(Brief)
Exclude any images and output the remaining records exactly.

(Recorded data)
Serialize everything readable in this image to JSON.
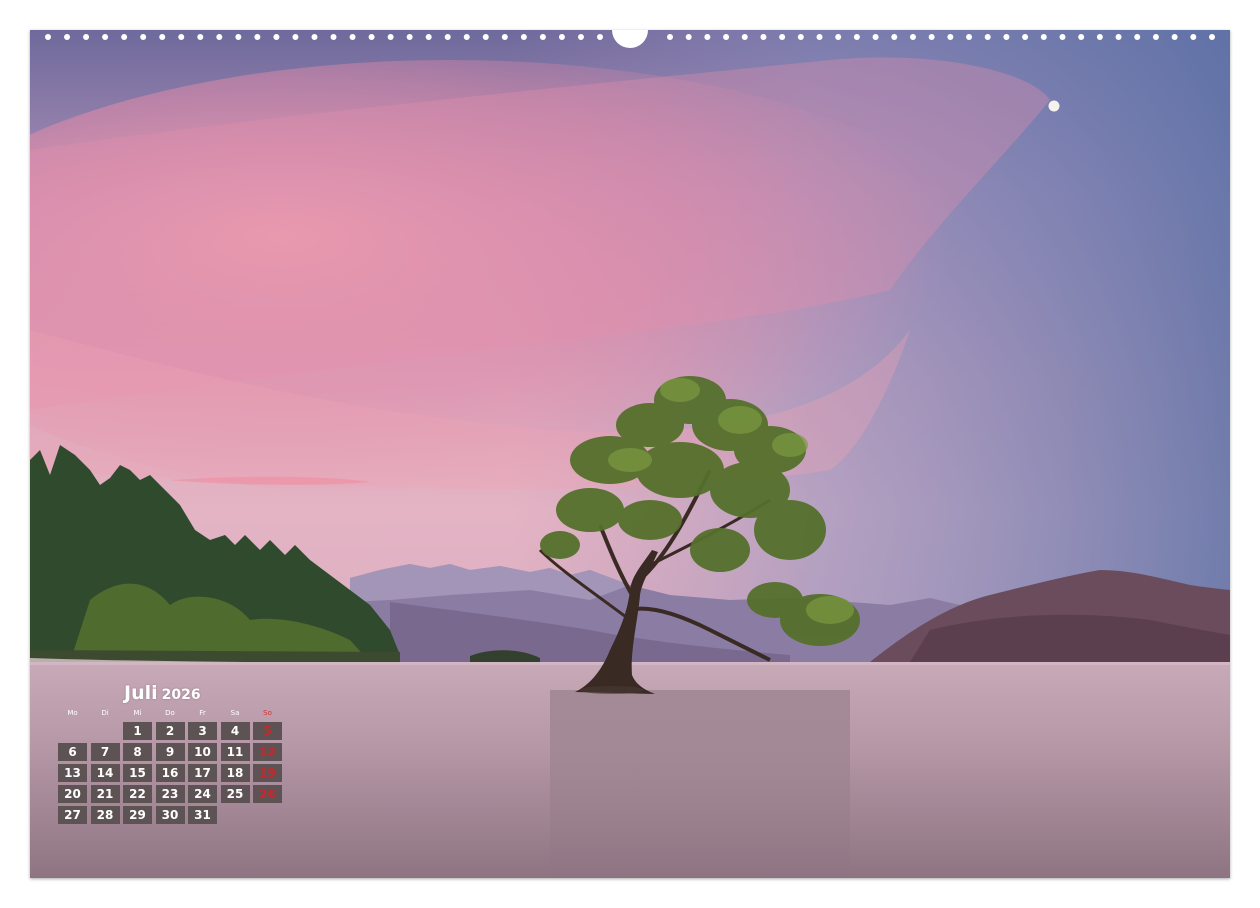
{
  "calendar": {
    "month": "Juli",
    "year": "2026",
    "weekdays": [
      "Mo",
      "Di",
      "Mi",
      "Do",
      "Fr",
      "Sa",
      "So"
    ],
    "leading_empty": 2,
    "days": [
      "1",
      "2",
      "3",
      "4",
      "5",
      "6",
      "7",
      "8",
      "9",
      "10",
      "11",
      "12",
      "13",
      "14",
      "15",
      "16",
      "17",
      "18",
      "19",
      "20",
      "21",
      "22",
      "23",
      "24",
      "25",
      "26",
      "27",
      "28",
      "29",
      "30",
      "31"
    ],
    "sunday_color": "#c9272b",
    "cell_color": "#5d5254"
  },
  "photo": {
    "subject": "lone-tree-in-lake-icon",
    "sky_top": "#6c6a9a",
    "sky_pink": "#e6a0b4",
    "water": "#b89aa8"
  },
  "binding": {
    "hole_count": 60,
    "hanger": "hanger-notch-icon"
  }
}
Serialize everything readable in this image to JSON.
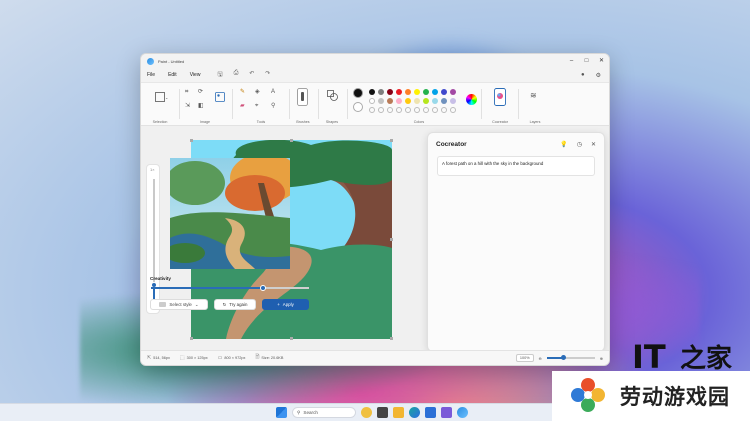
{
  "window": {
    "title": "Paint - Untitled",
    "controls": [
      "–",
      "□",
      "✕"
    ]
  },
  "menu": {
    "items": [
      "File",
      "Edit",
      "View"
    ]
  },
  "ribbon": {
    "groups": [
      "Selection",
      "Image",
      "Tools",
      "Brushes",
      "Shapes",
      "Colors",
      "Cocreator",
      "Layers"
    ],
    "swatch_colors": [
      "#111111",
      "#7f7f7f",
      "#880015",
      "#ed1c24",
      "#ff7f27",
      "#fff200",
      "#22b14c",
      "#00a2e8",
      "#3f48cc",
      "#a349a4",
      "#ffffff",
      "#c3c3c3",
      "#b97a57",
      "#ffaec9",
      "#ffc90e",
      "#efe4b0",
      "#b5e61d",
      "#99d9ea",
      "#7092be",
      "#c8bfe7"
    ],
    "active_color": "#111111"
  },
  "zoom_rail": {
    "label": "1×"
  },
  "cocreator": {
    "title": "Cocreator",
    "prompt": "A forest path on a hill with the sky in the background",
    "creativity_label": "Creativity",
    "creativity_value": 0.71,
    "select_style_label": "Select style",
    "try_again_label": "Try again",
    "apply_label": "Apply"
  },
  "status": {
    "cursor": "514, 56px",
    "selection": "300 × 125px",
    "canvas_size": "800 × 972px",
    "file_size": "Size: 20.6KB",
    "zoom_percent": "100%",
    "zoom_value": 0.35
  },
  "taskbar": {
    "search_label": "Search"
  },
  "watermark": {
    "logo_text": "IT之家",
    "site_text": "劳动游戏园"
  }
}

(Response to this exercise)
Serialize everything readable in this image to JSON.
{
  "calendar": {
    "month": "Juli",
    "year": "2026",
    "weekdays": [
      "Mo",
      "Di",
      "Mi",
      "Do",
      "Fr",
      "Sa",
      "So"
    ],
    "leading_empty": 2,
    "days": [
      "1",
      "2",
      "3",
      "4",
      "5",
      "6",
      "7",
      "8",
      "9",
      "10",
      "11",
      "12",
      "13",
      "14",
      "15",
      "16",
      "17",
      "18",
      "19",
      "20",
      "21",
      "22",
      "23",
      "24",
      "25",
      "26",
      "27",
      "28",
      "29",
      "30",
      "31"
    ],
    "sunday_color": "#c9272b",
    "cell_color": "#5d5254"
  },
  "photo": {
    "subject": "lone-tree-in-lake-icon",
    "sky_top": "#6c6a9a",
    "sky_pink": "#e6a0b4",
    "water": "#b89aa8"
  },
  "binding": {
    "hole_count": 60,
    "hanger": "hanger-notch-icon"
  }
}
Serialize everything readable in this image to JSON.
{
  "window": {
    "title": "Paint - Untitled",
    "controls": [
      "–",
      "□",
      "✕"
    ]
  },
  "menu": {
    "items": [
      "File",
      "Edit",
      "View"
    ]
  },
  "ribbon": {
    "groups": [
      "Selection",
      "Image",
      "Tools",
      "Brushes",
      "Shapes",
      "Colors",
      "Cocreator",
      "Layers"
    ],
    "swatch_colors": [
      "#111111",
      "#7f7f7f",
      "#880015",
      "#ed1c24",
      "#ff7f27",
      "#fff200",
      "#22b14c",
      "#00a2e8",
      "#3f48cc",
      "#a349a4",
      "#ffffff",
      "#c3c3c3",
      "#b97a57",
      "#ffaec9",
      "#ffc90e",
      "#efe4b0",
      "#b5e61d",
      "#99d9ea",
      "#7092be",
      "#c8bfe7"
    ],
    "active_color": "#111111"
  },
  "zoom_rail": {
    "label": "1×"
  },
  "cocreator": {
    "title": "Cocreator",
    "prompt": "A forest path on a hill with the sky in the background",
    "creativity_label": "Creativity",
    "creativity_value": 0.71,
    "select_style_label": "Select style",
    "try_again_label": "Try again",
    "apply_label": "Apply"
  },
  "status": {
    "cursor": "514, 56px",
    "selection": "300 × 125px",
    "canvas_size": "800 × 972px",
    "file_size": "Size: 20.6KB",
    "zoom_percent": "100%",
    "zoom_value": 0.35
  },
  "taskbar": {
    "search_label": "Search"
  },
  "watermark": {
    "logo_text": "IT之家",
    "site_text": "劳动游戏园"
  }
}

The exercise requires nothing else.